Throughout the material, some lines may have the word "JSON". Count them and give the number only.

....................

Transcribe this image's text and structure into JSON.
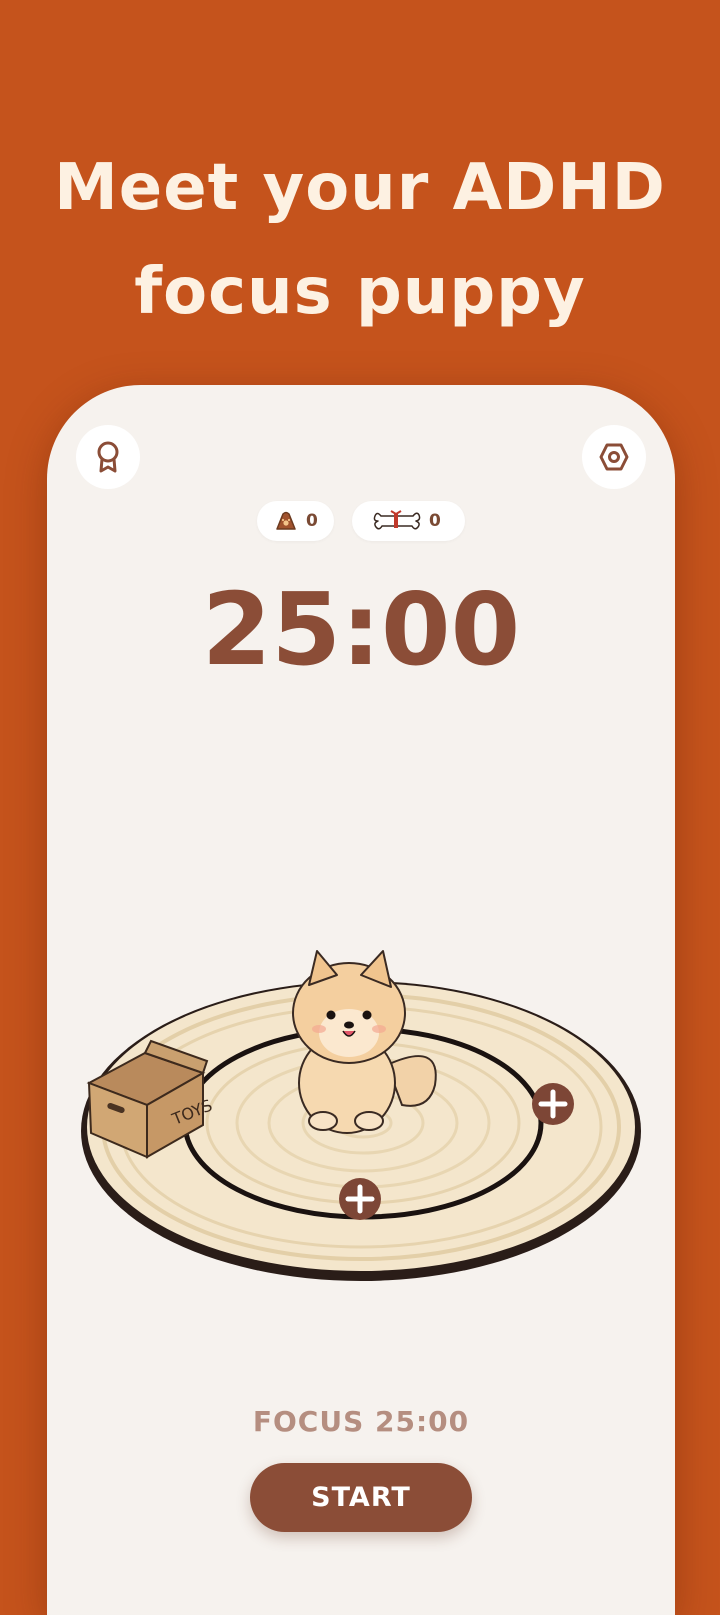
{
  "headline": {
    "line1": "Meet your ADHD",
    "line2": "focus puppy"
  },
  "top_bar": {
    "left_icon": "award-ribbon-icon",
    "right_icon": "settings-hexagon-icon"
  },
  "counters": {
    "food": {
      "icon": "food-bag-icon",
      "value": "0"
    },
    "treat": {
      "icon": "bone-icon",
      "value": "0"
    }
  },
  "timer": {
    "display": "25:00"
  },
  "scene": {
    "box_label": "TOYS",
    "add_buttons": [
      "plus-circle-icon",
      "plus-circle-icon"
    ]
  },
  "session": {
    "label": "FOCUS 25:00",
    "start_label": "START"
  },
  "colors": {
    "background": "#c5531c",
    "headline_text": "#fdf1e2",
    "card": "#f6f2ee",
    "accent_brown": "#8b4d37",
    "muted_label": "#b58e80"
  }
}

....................

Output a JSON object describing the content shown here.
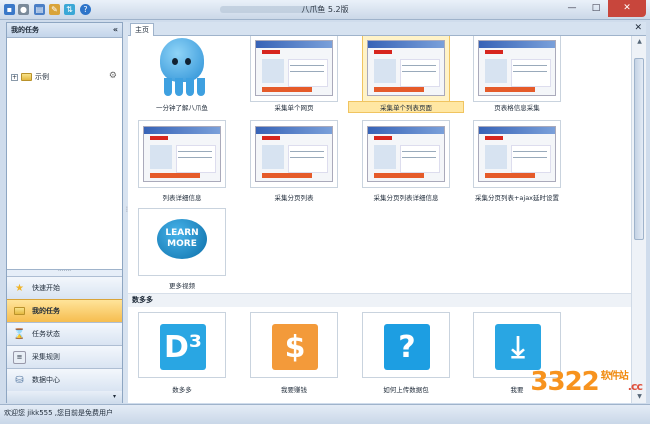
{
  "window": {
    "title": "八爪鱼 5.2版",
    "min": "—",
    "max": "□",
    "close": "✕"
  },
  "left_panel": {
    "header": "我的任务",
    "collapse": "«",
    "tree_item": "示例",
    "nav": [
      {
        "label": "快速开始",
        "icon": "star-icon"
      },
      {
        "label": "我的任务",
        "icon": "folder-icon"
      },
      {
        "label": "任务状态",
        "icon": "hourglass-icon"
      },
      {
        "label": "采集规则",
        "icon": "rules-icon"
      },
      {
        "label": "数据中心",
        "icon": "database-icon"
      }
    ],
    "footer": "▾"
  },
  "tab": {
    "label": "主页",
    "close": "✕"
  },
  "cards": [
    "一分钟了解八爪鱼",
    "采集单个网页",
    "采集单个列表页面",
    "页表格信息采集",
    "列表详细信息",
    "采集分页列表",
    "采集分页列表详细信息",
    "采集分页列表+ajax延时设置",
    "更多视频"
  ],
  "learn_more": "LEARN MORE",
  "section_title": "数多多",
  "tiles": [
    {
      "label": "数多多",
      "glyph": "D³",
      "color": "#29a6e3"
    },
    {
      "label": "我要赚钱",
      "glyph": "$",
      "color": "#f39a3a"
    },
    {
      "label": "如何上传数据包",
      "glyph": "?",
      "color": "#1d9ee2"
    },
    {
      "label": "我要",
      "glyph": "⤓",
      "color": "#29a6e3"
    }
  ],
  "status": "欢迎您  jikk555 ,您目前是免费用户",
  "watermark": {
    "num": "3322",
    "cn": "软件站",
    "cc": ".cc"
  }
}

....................

EXERCISE OUTPUT: 2